Family: Wife, Marilyn; sons, Ryan, Charlie, Jonathon, Bobbie and Jeffrey.
Bob May has great stories from his days with a startup called Federal Express: siphoning gas from cars for delivery trucks during the 1970s oil crisis; renting a truck and driving through the night to carry an important shipment from Massachusetts to New York. The lesson of a startup that changes an industry, May says, is that "it is a little bumpy."
May's survival skills will come in handy as chief executive of Coral Springs-based PNV. It sells Internet, cable television and telephone access to truckers. Founded by broadcast and wireless executive Ian Williams, who now is company chairman, PNV at first wanted to provide only cable television to truckers on breaks. Now, it aims to bring just-in-time communication to an industry where drivers and their paperwork are on the road for weeks. The PNV website, PNV.com, is a portal for truckers and their companies. It also has a job board (openings are going begging in the industry) and offers a chance to win a fully loaded truck.

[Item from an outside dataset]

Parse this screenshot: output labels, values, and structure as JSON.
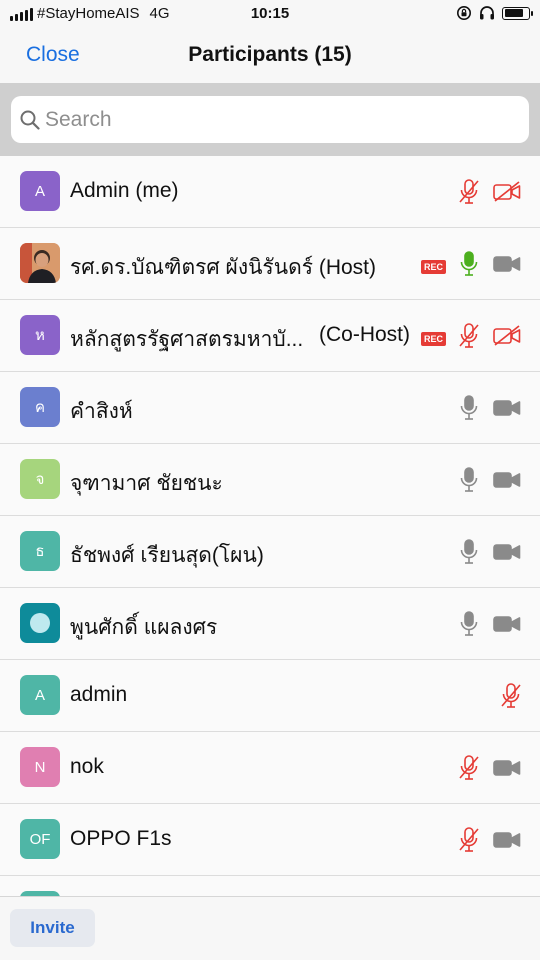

May, a 51-year-old Brookline, Mass., native, was hired in March 1999 to fill the role of experienced executive to run the company, says Prudential Securities analyst Tim Getz. May spent 20 years with Federal Express and 16 months as chief operating officer at Cablevision in New York. He was retired when venture capitalists approached him about the CEO job at PNV. May saw a chance to make a fundamental change in how the trucking industry operates and also "make a hell of a lot of money." His base pay is $275,000. He also has a truckload of options that will be worthless unless PNV's stock rises.
Getz projects PNV won't break even until the end of 2002. The company will need to raise money before then. So far, PNV has run through $109 million in losses since inception. It trades at less than $2 a share after going public last year at $18 a share. Watch for bumps.